Component data from apps and pages
_____
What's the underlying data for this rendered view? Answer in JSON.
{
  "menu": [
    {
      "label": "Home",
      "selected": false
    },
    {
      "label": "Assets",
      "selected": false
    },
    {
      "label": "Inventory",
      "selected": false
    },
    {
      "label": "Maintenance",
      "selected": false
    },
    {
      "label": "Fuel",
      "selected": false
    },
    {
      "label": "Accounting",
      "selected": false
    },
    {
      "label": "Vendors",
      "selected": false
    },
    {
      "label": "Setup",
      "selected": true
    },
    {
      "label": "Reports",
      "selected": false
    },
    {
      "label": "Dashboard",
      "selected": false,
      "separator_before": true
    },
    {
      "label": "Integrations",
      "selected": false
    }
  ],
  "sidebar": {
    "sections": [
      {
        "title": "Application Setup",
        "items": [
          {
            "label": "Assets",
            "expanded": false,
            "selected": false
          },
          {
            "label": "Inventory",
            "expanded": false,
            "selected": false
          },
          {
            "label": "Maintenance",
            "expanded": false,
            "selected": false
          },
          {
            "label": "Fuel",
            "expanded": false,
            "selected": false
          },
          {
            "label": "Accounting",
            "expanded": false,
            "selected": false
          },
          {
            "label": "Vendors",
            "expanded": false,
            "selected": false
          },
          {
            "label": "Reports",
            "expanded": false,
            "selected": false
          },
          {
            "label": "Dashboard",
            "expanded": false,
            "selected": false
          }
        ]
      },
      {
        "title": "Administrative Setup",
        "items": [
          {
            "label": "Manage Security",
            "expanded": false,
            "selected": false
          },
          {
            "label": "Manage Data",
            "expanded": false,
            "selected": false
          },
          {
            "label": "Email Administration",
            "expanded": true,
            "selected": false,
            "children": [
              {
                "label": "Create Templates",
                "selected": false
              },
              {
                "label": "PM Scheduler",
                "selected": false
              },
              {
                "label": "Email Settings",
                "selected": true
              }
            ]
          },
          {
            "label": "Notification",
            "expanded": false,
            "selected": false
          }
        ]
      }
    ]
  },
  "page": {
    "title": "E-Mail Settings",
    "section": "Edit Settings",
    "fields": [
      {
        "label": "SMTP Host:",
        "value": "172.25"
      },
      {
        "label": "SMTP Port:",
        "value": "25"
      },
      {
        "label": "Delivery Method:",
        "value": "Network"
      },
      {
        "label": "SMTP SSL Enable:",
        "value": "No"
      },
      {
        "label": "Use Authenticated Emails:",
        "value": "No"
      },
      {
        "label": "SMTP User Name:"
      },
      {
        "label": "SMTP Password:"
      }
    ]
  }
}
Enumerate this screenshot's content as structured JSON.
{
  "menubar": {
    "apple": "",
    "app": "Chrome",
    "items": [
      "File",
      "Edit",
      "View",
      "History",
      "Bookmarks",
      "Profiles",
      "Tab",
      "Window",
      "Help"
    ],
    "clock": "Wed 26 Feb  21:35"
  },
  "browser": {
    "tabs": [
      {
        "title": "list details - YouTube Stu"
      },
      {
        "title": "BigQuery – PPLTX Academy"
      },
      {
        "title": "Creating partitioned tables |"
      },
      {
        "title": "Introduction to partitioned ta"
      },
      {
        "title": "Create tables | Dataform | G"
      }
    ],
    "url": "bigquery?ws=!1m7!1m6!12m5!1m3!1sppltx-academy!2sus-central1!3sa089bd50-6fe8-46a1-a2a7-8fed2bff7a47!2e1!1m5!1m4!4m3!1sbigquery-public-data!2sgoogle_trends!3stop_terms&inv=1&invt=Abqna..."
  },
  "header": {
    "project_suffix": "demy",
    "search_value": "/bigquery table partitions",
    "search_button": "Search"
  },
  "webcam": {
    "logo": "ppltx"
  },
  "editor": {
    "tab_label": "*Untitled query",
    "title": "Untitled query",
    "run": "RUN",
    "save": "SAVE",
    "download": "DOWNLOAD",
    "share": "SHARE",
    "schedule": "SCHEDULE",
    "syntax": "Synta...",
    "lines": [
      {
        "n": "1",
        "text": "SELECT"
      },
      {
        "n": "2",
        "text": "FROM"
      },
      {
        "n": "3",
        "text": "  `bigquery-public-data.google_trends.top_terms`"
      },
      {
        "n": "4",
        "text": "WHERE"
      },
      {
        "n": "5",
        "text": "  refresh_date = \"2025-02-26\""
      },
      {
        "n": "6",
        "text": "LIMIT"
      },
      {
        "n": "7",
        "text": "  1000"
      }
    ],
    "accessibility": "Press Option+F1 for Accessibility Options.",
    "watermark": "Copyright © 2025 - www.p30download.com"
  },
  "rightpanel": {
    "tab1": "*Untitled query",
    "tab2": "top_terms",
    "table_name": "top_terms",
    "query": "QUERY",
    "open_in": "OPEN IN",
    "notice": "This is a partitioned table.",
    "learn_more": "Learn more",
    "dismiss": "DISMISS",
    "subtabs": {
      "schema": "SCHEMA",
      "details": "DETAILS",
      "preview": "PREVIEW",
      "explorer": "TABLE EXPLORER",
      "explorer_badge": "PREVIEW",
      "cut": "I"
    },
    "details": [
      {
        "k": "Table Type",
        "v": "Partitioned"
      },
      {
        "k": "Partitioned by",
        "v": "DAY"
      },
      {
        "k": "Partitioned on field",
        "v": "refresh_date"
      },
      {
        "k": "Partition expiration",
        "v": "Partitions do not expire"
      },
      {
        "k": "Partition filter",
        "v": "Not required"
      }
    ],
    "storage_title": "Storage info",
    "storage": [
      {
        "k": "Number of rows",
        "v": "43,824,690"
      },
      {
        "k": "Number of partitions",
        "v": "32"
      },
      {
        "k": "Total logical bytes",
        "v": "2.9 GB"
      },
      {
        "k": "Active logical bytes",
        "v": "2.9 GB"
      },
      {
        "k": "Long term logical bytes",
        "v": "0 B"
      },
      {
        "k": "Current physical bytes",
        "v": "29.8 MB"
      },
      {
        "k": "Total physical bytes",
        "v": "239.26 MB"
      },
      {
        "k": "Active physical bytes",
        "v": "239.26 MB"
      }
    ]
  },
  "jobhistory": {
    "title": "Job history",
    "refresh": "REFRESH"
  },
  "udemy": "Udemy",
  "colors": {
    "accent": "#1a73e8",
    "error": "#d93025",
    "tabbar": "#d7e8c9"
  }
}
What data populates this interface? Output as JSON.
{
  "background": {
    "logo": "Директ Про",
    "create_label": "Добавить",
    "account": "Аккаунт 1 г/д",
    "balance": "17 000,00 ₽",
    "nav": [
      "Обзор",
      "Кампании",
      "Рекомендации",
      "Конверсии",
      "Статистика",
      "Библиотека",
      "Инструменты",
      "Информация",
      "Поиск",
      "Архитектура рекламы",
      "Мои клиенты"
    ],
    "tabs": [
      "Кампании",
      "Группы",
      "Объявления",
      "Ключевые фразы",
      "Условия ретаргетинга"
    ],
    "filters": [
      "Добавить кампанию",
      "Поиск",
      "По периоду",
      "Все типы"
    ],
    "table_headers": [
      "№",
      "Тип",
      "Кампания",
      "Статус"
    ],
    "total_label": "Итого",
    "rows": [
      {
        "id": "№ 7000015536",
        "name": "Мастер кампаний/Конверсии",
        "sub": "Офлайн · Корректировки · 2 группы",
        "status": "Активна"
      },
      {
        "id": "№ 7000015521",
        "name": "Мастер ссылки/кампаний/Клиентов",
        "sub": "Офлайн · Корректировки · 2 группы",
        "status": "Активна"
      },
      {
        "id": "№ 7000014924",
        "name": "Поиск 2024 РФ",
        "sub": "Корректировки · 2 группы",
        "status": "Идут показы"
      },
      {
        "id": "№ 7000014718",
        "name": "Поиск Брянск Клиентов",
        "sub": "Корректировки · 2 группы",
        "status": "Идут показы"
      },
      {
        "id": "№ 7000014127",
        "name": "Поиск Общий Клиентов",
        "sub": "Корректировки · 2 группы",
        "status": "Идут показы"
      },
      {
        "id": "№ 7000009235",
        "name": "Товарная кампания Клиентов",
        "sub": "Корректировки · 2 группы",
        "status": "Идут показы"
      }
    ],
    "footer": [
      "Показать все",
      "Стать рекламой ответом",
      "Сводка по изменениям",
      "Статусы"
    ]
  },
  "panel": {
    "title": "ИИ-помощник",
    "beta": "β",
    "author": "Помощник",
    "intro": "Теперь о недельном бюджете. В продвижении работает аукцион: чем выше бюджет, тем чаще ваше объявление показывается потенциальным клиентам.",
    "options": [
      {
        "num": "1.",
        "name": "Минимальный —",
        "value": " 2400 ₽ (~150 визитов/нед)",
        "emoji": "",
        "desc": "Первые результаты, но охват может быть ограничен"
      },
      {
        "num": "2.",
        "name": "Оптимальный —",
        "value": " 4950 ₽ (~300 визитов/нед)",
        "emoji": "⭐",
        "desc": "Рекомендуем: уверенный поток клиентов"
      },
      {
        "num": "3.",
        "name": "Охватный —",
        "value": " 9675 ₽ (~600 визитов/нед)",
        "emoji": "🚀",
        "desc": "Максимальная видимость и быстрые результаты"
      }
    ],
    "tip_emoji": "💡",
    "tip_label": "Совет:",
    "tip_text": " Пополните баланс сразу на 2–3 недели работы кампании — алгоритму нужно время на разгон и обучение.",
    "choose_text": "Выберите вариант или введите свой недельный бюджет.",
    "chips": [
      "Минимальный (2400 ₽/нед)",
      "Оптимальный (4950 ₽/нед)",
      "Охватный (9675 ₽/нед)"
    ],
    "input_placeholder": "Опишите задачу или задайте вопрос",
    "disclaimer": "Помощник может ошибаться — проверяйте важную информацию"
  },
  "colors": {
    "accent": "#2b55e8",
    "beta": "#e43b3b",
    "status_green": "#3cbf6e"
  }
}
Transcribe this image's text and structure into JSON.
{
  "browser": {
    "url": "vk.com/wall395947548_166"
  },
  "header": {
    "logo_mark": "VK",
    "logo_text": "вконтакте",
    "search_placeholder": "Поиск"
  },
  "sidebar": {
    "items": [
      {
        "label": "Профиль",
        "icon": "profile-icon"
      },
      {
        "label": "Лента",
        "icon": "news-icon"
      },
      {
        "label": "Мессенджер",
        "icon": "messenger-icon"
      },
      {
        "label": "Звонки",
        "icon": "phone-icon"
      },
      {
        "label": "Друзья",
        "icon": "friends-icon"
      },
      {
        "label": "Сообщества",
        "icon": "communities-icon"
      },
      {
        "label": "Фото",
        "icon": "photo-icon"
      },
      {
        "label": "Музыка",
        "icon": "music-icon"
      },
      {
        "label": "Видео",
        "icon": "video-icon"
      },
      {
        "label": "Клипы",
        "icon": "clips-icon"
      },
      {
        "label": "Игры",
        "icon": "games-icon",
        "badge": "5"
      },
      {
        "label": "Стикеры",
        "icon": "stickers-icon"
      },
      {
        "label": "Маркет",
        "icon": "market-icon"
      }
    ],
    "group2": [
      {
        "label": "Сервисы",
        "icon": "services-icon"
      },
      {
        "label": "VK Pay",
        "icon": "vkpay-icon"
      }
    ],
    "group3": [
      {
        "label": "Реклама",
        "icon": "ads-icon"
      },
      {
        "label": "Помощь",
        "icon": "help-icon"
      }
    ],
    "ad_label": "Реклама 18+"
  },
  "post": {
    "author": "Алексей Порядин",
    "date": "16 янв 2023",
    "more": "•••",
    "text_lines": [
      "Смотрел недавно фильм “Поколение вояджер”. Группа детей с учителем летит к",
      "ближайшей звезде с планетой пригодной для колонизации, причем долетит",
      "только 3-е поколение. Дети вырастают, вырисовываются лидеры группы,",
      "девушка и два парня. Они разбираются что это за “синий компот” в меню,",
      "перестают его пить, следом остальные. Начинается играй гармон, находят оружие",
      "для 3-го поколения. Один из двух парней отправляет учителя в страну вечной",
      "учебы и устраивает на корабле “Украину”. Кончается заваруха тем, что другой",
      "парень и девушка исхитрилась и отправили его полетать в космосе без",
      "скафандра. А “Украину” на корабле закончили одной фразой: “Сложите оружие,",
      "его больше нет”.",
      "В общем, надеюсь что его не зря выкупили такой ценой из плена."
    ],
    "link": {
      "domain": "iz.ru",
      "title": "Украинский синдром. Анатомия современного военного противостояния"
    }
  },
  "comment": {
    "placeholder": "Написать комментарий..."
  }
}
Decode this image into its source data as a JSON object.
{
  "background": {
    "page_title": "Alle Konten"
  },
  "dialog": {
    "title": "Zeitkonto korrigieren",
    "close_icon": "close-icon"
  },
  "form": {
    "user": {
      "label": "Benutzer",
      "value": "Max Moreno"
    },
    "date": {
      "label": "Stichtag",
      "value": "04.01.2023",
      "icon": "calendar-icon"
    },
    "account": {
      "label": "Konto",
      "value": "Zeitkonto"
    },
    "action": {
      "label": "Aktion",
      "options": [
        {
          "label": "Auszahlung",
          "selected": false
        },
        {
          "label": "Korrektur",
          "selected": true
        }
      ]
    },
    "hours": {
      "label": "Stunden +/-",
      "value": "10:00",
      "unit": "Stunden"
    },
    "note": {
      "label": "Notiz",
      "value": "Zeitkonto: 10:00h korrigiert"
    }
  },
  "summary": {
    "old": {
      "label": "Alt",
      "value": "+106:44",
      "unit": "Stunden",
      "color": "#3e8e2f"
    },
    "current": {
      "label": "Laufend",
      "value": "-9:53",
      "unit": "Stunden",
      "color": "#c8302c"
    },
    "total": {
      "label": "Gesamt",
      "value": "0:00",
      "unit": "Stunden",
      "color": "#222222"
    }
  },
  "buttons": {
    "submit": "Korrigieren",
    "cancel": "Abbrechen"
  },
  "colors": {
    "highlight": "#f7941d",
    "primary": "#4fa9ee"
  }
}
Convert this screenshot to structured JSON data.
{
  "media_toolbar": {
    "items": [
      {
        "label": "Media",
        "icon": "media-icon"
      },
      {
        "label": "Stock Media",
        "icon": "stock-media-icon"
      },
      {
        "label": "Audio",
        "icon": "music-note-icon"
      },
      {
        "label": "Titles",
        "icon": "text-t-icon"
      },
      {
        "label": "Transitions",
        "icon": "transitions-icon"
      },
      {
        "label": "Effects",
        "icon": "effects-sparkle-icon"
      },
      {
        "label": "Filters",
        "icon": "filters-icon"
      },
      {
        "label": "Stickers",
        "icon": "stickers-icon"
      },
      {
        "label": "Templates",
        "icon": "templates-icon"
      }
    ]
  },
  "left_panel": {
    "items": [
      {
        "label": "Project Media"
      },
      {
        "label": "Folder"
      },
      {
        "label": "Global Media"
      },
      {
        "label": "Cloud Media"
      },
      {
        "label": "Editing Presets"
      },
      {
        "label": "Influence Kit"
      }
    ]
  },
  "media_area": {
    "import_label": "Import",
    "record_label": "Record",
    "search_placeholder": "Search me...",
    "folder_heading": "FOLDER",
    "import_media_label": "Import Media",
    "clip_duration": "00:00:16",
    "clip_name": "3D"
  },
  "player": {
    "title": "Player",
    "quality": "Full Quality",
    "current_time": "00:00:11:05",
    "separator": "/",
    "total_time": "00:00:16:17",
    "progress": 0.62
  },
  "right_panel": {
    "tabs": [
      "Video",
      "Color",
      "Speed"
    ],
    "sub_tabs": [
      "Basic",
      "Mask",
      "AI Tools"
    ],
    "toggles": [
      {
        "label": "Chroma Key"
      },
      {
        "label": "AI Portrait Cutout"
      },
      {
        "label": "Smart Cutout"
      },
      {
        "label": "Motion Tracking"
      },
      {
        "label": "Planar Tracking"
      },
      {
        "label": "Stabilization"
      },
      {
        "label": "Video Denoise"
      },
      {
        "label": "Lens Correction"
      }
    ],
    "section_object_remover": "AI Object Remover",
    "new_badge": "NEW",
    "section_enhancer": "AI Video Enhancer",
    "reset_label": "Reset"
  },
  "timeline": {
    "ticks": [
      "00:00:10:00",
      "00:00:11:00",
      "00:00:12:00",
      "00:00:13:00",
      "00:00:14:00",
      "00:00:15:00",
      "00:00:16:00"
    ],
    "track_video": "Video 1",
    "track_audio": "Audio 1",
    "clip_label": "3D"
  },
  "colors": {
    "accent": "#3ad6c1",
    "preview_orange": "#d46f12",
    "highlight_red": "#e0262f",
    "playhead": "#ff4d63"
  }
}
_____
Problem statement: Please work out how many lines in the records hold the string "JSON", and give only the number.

Exercise response: 6